The Time Lord Is on His Travels: R.I.P. Terry Jones of Pagan Altar

Paying our respects to one of heavy metal's finest.

|
May 16 2015, 8:29pm


Photo by Fred Pessaro

Yesterday morning, Terry Jones lost his battle with cancer. The news of his passing wasn't splashed across newspaper pages or eulogized by many major media outlets, but it did hit one particular community with brutal force. As the vocalist and lyricist for venerated British doom band Pagan Altar, Terry's musical footprint is incalcuable. Heartfelt (and heartbreaking) goodbyes from his bandmates adorn the Pagan Altar Facebook page, while fan tributes continue to surface on social media, and Terry's family—including his son, Alan, with whom he started the band—are left to process their grief. His legacy of doom—the genre he helped to create—will reverberate through countless amps for many years to come.

In interviews, Terry came across as humble and kind; onstage, his flair for the dramatic and penchant for the occult made each performance shine. "I personally am extremely proud of everything we have ever done," Terry told the Metal Crypt zine in 2006. "There are very few songs written by Al and I that we haven't used in some way shape or form. I can still listen to early-recorded tracks and think "I really love that bit" or "That has come out exactly how I had envisaged it at the time and it still stands up"! It's usually a case that many artists in different fields secretly feel that their work is never quite finished and just needs a few more slight alterations. I have never felt that with ours, I wouldn't change anything so that has got to say something about how I feel about it."

His passion for Pagan Altar's music showed in the care he took writing his artful, evocative lyrics and cultivating his then-unorthodox vocal delivery; bear in mind that Pagan Altar first materialized in the late Seventies, at the crossroads of witchy 70s rock and what would become the New Wave of British Heavy metal. While their peers were preoccupied with bombastic harmonies, punk rock energy, and air raid vocals, Pagan Altar trod a less-traveled path. Much like their kindred spirits Witchfinder General or sonic forebears Black Sabbath, their emphasis lay on the slow-burning power of the riffs themselves. Heavy with eldritch folk vibes and guided by Terry's nasal wail, the slow, grandiose songs they wrote were a perfect bridge between 70s proto-doom and gritty 80s NWOBHM, and hold up beautifully decades after their inception. There's a timeless quality to Pagan Altar, and it's easy to understand how a bootlegged demo tape of their earliest rumblings could inspire a whole new generation of doom lovers.

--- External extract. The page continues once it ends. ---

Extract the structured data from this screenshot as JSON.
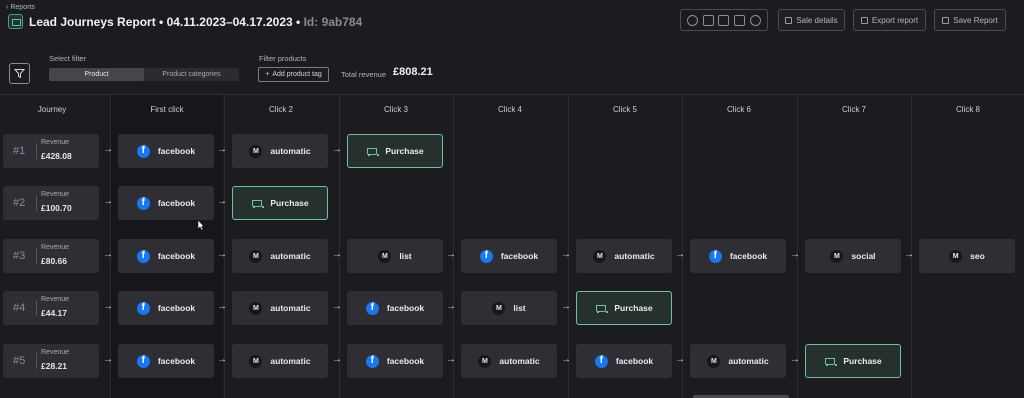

Though the kind of "classic" doom sound that Pagan Altar has always sworn by is now fairly commonplace, its widespread appeal shows how much they've influenced the evolution of doom and heavy metal in general. In a perverse echo of Saint Vitus' much-loved misfit anthem, Pagan Altar was born too early. The band was formed by Terry and Alan in 1978, and only managed to release a single self-titled cassette tape before disbanding in 1985, but that was enough to make an impact. The Pagan Altar tape proliferated thanks to eager tape traders and bootleggers, and was given a proper release (newly christened Volume I ) by Oracle Records in 1998. The band's 2004 reformation was a direct—and incredulous—response to Terry and Alan's discovery that copies of their recordings were being sold online for insane prices. The reunion yielded several highly-regarded releases: 2004's Time Lord EP and the Lords of Hypocrisy album, which consisted of re-recorded, previously unreleased material, 2005's Judgement of the Dead, and 2006's Mythical and Magical. Though Terry was hit with several serious medical issues over the years, he and the rest of the band kept their spirits high, seemingly delighted at winning a second chance at glory.

That enthisiasm manifested onstage when Pagan Altar began performing live at select festivals in the UK and Europe—I first saw them in 2009, at London's British Steel IV—and finally made it over to North America to play Noctis Metal Fest and Maryland Deathfest in 2013. During that period, they released two splits—one with Jex Thoth, and another with Mirror of Deception—and a seven-inch single featuring two new songs. At that point in time, Pagan Altar had begun work on a new album, offering an update in 2014 that hinted towards its completion. The band have not offered any updates since, but it stands to reason that we'll soon be given the chance to hear Terry Jones' voice one last time.

Our sincerest condolences to his family, friends, and fans. May he rest in peace.